Vale has announced that it has raised the warning level of three more of its dams, following an audit by independent investigators, which found that the dams would not be considered safe under Brazil’s new mining laws.
The country’s National Mining Agency (ANM) established new mining safety laws in February following the collapse of an iron ore tailings dam at Vale’s operation near Brumadinho, which is likely to have led to the deaths of more than 300 people. The new laws, which include the banning of the construction of new upstream tailings dams, raised the standard to which mining operations must comply in order to be deemed safe, and independent auditors recommended to Vale that three of its dams do not meet the new criteria.

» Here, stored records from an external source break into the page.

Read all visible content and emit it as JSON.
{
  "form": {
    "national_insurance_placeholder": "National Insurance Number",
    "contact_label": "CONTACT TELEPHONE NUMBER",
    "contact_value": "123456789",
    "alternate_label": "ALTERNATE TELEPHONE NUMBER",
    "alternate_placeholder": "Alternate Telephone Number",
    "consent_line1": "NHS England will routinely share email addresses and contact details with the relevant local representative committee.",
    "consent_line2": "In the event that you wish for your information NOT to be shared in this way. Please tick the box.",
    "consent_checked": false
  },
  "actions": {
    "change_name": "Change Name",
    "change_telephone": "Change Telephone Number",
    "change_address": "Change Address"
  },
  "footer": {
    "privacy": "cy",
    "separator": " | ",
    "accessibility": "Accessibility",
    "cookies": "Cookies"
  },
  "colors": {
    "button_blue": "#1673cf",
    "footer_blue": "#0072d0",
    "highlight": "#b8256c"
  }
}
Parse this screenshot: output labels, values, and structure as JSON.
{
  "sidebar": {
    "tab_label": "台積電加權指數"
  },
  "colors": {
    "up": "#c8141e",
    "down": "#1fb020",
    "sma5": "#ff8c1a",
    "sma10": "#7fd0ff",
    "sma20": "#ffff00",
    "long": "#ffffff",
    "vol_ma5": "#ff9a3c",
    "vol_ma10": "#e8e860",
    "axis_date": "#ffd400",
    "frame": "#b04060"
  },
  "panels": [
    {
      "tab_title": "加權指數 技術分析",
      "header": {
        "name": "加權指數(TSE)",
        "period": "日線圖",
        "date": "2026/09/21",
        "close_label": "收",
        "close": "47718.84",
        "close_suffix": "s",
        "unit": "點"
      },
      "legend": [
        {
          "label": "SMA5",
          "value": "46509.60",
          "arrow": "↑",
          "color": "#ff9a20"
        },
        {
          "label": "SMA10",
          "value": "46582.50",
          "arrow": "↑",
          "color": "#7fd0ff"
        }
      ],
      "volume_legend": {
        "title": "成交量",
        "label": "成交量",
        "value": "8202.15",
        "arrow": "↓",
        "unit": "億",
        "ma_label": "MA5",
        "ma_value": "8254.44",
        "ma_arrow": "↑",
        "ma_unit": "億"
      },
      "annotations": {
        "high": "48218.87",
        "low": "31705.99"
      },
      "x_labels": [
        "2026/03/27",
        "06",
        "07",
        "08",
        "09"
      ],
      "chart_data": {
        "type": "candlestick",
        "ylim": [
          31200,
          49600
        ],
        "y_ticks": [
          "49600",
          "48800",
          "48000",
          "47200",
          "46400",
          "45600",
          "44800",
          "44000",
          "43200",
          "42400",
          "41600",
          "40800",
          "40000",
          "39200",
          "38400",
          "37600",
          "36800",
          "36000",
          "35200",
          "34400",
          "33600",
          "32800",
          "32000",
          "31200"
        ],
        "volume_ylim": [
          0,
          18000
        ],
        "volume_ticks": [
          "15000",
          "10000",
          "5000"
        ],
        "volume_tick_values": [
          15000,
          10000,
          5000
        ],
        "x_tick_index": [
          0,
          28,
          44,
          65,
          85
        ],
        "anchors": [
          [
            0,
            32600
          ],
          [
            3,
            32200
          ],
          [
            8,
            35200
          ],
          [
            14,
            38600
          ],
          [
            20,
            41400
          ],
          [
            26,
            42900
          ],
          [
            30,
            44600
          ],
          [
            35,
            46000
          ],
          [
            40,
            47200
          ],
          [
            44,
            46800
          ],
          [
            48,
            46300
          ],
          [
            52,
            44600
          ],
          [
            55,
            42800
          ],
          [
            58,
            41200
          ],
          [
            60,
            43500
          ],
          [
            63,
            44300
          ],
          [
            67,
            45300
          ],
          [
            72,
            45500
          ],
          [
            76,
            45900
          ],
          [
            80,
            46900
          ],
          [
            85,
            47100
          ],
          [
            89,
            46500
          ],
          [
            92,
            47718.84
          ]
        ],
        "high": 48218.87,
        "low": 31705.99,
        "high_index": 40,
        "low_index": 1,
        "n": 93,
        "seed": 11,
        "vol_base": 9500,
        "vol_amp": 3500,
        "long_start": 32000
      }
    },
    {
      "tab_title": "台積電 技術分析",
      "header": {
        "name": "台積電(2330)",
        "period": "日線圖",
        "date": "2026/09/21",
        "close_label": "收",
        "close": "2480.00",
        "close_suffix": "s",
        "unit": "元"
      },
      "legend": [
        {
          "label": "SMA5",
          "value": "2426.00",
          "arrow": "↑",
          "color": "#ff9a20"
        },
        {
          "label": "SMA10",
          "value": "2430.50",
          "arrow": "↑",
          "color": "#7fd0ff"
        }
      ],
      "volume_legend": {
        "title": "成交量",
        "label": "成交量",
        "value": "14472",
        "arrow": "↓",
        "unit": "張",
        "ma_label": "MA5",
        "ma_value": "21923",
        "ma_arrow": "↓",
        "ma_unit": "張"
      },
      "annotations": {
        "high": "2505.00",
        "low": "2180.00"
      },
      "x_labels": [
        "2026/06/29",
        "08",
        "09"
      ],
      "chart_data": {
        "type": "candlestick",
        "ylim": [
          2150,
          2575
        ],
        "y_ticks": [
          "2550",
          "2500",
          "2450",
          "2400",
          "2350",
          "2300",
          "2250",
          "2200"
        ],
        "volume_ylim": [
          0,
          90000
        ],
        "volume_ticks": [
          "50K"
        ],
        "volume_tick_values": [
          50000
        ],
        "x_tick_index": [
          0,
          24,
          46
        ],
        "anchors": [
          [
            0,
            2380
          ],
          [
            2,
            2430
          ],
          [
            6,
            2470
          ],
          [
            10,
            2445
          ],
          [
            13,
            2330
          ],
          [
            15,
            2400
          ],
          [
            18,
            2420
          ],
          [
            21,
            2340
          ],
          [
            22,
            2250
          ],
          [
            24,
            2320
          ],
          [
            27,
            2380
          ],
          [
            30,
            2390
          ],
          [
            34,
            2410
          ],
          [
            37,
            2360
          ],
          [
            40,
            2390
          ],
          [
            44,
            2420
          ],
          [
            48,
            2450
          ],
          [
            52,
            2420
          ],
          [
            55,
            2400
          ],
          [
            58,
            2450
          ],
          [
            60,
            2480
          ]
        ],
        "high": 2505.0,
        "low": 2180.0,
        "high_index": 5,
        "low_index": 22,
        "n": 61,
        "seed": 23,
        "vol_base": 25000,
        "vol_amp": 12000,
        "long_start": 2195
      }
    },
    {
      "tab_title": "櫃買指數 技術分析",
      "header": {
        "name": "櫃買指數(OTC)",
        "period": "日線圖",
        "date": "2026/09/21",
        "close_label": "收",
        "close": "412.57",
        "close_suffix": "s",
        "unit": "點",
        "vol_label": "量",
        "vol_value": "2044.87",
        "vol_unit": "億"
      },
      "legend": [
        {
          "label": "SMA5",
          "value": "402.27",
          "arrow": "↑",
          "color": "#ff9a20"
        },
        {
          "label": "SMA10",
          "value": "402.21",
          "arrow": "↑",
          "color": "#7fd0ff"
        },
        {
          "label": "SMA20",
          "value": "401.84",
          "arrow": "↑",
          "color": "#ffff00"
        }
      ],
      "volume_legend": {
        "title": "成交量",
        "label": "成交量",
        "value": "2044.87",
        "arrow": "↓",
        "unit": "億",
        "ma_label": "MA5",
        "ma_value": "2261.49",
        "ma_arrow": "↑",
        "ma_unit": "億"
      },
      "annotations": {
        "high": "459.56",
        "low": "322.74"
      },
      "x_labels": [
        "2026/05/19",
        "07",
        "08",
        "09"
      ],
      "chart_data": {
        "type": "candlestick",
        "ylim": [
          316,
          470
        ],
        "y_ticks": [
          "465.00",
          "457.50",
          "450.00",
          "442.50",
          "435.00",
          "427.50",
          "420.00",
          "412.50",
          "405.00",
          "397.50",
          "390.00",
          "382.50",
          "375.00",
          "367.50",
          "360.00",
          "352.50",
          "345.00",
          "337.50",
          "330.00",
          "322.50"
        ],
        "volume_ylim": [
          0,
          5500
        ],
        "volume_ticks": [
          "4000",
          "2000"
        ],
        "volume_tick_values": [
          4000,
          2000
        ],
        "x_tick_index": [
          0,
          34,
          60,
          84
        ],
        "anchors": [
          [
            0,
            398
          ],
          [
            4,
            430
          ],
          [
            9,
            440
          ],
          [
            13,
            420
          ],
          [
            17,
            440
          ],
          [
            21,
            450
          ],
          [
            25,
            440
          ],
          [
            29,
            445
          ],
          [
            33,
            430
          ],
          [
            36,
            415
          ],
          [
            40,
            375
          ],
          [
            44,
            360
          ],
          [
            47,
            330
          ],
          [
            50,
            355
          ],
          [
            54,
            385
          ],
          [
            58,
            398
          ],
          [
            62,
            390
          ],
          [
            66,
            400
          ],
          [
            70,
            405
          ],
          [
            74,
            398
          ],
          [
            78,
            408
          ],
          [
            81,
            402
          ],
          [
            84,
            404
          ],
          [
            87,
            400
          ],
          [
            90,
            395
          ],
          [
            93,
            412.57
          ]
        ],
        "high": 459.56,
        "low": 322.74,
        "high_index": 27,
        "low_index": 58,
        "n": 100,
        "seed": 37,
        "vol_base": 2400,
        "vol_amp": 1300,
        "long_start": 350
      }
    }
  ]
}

“Therefore, Vale, on Wednesday, as a preventive measure, triggered the protocol to move to level three of the Emergency Action Plan for Mining Dams (PAEBM) for three of its dams,” said Vale in a statement. “The dams that will move to level three are: B3/B4, at the Mar Azul Mine in Macacos and Nova Lima, and the Forquilha I and Forquilha III dams, at the Fábrica Mine, in Ouro Preto, Minas Gerais.”
The company has already suspended operations at the B3/B4 dam and the two Forquilha projects, as part of its wider scheme to decommission upstream tailings dams. Vale has also led evacuation operations of both humans and animals in the self-rescue zone, an area covering 10km downstream from the Fábrica Mine’s tailings dam since 20 February.
The move to level three of the PAEBM also automatically triggered the use of warning sirens in each of the dam’s self-rescue zones, alerting any remaining inhabitants of the potential danger.
The warning comes days after a Brazilian court ordered Vale to close operations at 13 more of its tailings dams, as an investigation continues into the standards of the company’s tailings dams, and the roles of its executives and employees in the disaster. While the company recently posted net income of $6.7bn in 2018, much of its recent strong financial performance has been undermined by the disaster, which has damaged Vale’s reputation, and forced the miner to freeze more than $4bn in assets to help with clean-up and recovery efforts.